*** Opening of TASK MATERIAL ***

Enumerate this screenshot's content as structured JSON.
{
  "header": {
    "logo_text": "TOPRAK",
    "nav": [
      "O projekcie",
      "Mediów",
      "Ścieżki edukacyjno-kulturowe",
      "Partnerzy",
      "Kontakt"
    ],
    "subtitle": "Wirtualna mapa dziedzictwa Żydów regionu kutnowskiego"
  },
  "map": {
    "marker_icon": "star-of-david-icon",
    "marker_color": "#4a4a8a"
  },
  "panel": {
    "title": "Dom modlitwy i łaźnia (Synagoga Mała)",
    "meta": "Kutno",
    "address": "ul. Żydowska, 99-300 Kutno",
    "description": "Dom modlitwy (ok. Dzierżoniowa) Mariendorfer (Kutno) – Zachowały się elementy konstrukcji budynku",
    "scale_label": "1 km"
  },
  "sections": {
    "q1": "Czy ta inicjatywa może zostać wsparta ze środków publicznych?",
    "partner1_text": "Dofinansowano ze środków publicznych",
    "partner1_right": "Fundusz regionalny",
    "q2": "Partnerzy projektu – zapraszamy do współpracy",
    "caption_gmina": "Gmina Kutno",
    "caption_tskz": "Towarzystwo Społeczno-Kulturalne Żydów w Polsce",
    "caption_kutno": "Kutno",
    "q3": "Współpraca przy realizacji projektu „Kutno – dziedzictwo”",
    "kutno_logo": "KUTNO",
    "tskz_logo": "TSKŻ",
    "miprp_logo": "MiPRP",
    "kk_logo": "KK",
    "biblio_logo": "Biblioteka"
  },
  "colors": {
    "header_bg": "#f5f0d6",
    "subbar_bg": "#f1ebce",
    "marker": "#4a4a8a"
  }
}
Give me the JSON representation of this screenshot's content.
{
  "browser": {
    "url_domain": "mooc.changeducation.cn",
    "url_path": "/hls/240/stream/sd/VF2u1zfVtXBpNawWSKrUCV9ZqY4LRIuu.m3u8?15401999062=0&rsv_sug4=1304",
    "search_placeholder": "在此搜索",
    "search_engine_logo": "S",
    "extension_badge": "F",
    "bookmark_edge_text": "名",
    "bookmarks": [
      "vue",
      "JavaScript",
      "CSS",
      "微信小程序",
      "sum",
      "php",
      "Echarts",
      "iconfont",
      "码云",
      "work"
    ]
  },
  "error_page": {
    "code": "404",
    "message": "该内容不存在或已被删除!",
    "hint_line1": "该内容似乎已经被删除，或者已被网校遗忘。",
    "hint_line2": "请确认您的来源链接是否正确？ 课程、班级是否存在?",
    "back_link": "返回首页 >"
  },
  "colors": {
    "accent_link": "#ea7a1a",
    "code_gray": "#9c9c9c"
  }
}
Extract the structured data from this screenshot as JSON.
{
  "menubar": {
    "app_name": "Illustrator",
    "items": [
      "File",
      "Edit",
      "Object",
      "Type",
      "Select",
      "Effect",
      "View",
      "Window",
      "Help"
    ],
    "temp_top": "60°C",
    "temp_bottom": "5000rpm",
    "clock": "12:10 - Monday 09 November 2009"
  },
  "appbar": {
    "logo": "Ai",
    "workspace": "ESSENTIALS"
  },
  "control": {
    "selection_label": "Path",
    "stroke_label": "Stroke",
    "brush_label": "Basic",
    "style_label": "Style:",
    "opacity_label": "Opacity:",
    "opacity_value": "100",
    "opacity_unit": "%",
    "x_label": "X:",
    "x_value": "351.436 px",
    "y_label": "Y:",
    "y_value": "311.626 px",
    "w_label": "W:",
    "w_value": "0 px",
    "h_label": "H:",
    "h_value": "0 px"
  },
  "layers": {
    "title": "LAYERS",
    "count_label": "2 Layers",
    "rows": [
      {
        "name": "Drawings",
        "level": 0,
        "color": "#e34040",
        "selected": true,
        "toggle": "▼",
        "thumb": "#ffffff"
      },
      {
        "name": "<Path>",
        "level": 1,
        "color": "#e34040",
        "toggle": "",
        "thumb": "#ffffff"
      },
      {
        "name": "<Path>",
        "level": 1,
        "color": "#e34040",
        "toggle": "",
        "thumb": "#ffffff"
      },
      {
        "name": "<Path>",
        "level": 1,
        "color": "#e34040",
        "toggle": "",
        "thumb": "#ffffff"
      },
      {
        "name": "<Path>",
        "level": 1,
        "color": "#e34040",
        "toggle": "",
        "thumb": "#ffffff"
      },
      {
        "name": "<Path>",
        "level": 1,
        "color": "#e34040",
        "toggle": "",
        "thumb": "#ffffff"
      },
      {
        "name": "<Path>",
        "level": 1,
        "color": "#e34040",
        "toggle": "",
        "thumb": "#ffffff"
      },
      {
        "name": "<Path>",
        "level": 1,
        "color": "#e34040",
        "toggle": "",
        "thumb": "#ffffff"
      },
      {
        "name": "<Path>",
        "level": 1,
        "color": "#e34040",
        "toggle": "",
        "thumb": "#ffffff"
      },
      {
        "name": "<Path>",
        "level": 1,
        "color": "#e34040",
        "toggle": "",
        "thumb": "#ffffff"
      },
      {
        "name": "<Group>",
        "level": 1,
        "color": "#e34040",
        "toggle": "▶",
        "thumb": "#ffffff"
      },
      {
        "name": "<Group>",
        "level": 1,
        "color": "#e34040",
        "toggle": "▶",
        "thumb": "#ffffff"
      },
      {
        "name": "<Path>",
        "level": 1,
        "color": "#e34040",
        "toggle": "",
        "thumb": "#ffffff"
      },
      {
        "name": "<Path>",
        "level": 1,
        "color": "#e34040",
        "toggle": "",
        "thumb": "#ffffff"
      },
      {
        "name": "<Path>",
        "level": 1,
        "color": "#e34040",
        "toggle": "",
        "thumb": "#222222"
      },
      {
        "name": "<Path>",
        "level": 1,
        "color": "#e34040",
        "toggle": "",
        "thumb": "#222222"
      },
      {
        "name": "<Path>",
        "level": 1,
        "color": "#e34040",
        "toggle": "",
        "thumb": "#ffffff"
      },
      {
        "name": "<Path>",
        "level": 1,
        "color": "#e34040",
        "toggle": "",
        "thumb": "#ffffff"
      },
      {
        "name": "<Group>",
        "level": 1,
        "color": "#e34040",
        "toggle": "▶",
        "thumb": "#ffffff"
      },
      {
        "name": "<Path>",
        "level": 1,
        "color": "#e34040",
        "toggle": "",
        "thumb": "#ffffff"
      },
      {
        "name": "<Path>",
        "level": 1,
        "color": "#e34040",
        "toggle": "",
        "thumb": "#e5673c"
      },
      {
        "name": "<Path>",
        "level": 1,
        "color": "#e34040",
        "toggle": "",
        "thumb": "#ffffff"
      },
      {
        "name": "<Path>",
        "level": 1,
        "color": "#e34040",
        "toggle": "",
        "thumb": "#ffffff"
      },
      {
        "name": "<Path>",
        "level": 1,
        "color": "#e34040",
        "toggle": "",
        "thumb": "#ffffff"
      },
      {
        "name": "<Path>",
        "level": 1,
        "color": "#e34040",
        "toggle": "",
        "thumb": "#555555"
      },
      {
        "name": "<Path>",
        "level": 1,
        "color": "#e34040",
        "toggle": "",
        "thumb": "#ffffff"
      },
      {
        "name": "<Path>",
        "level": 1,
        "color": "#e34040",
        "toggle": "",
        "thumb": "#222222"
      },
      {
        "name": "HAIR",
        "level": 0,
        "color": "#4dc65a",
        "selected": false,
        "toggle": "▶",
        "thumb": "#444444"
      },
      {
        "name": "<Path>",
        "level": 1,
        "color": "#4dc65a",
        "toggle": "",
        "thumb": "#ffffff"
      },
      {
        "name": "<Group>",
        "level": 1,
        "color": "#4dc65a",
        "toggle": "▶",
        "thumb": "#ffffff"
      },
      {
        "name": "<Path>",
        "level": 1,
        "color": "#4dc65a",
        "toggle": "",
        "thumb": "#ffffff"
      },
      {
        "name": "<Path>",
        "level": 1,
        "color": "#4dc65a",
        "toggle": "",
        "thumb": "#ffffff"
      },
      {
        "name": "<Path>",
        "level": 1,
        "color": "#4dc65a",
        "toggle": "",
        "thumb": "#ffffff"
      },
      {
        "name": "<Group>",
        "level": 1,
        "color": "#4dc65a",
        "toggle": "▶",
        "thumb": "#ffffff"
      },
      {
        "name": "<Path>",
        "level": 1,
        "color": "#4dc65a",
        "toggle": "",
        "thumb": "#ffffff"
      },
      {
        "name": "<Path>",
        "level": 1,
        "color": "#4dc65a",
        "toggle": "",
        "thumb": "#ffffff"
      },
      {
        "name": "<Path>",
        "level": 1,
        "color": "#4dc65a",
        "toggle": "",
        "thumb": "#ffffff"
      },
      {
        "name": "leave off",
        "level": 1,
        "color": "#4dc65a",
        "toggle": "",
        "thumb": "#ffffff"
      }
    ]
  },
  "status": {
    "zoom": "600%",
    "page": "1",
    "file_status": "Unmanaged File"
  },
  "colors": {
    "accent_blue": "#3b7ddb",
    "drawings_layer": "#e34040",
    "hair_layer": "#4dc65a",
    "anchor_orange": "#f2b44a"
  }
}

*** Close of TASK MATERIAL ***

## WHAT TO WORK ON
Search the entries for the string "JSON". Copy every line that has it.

## SOLVED EXERCISE
Enumerate this screenshot's content as structured JSON.
Give me the JSON representation of this screenshot's content.
Extract the structured data from this screenshot as JSON.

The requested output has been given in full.